“It’s a great way to help out — to give people those memories back,” Manson, 38, said as she recounted her initiative to restore photographs in the tsunami-hit cities of Rikuzentakata and Ofunato and the town of Yamada, all in Iwate Prefecture, one of the three areas most heavily damaged by the disasters.
“For some people, those pictures were the only thing they ever got back,” the Briton said. “When people lose loved ones, I think they realize how important photos are because sometimes these are the only tangible physical things they have left.”
Manson usually retouches photos for clients such as fashion magazines, but the project in the Tohoku region was her first endeavor to restore photos that were damaged by Mother Nature.
When she volunteered to come to Japan in May 2011, she only planned to stay for three weeks to help with initial postdisaster needs, which included cleaning homes and clearing ditches with All Hands Volunteers, a U.S. nonprofit group. She ended up staying for six months.
Manson shared her experience last June in a TED Talk lecture. She said then that looking at the piles of photos, she “couldn’t help but think as a retoucher that I could fix that tear and mend that scratch, and I knew hundreds of people who could do the same.”
Manson said the project, which was fully supported by All Hands, began with several dozen volunteers and spread through such social media sites as Facebook and LinkedIn, with 80 people wanting to help from 12 different countries.
To date, over 500 volunteers worldwide have helped retouch hundreds of photos for 90 families. She said volunteers pitched in from across the world, including the U.S., Europe and Asia.
The photo retoucher had no personal connection with Japan until the disasters but developed a “pretty emotional experience” with the local community. She is particularly thankful for a local woman who helped “hand clean” photos, a necessary step before retouching.
She said it was heartening to restore tsunami-damaged photos, especially those of weddings and babies. The task was different from her usual work of trying to “make skinny models skinnier, perfect skin more perfect, and the impossible possible.”
One photo she remembers fondly is that of a little girl in a ballerina outfit. It was covered in scratches.
“It was a really nice start to a project to realize what we could do,” Manson said, adding she and volunteers would set up stations in communities with a laptop and scanner so she could upload the photos immediately to a cloud server.
She noted the project also offered a chance for volunteers outside Japan to help, saying, “A lot of people wanted to volunteer and come to Japan, but they either couldn’t afford it or couldn’t take time off work.”

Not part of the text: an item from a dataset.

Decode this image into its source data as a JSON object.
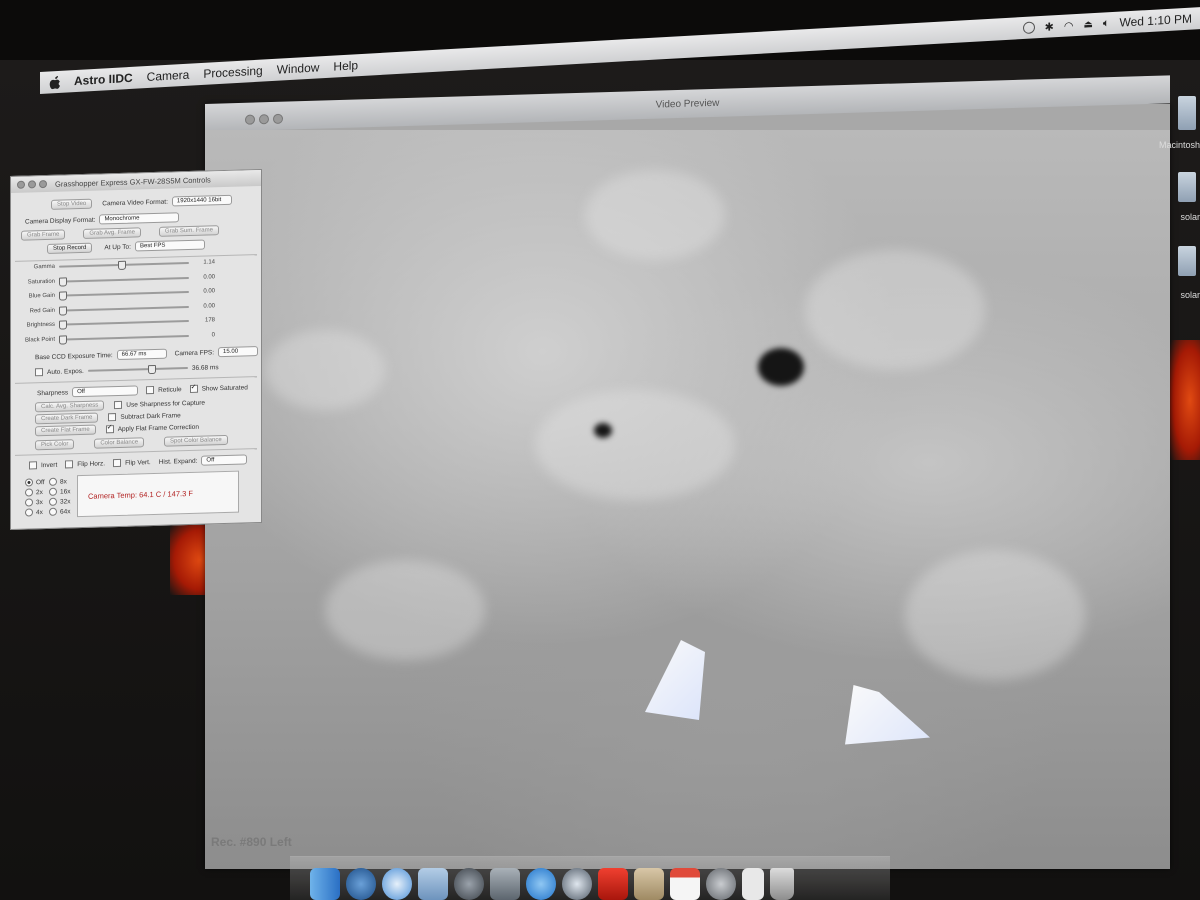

As much as she wanted to repair more photos, she was often pressed by time constraints and difficulty salvaging heavily damaged photos. For example, there was a photo of a woman dressed in a wedding kimono where the sides of the kimono were blurred. “When images like that came in, we needed to make sure we had some very, very experienced and talented retouchers so that they can be fixed correctly,” she stressed.
“Some things are delicate; the wedding kimono . . . it’s like fixing someone’s face — if you don’t get it right, it doesn’t look like it should, it’s pointless doing the job,” Manson said, adding that each photo has both a personal and historic value.
More than a year after the disasters, her photo retouching efforts have resonated through the hearts of groups in the U.S. that have decided to launch similar projects in response to tropical storms in their communities.
With Hurricane Sandy hitting closer to home in New York, Manson remains eager to share the idea of retouching disaster-damaged photos and is ready to help Japan again if she is needed.
In her TED lecture, Manson said photos are “our memory-keepers and our histories, the last thing we would grab and the first thing you’d go back to look for.”
“That’s all this project was about, about restoring those little bits of humanity, giving someone that connection back,” she said.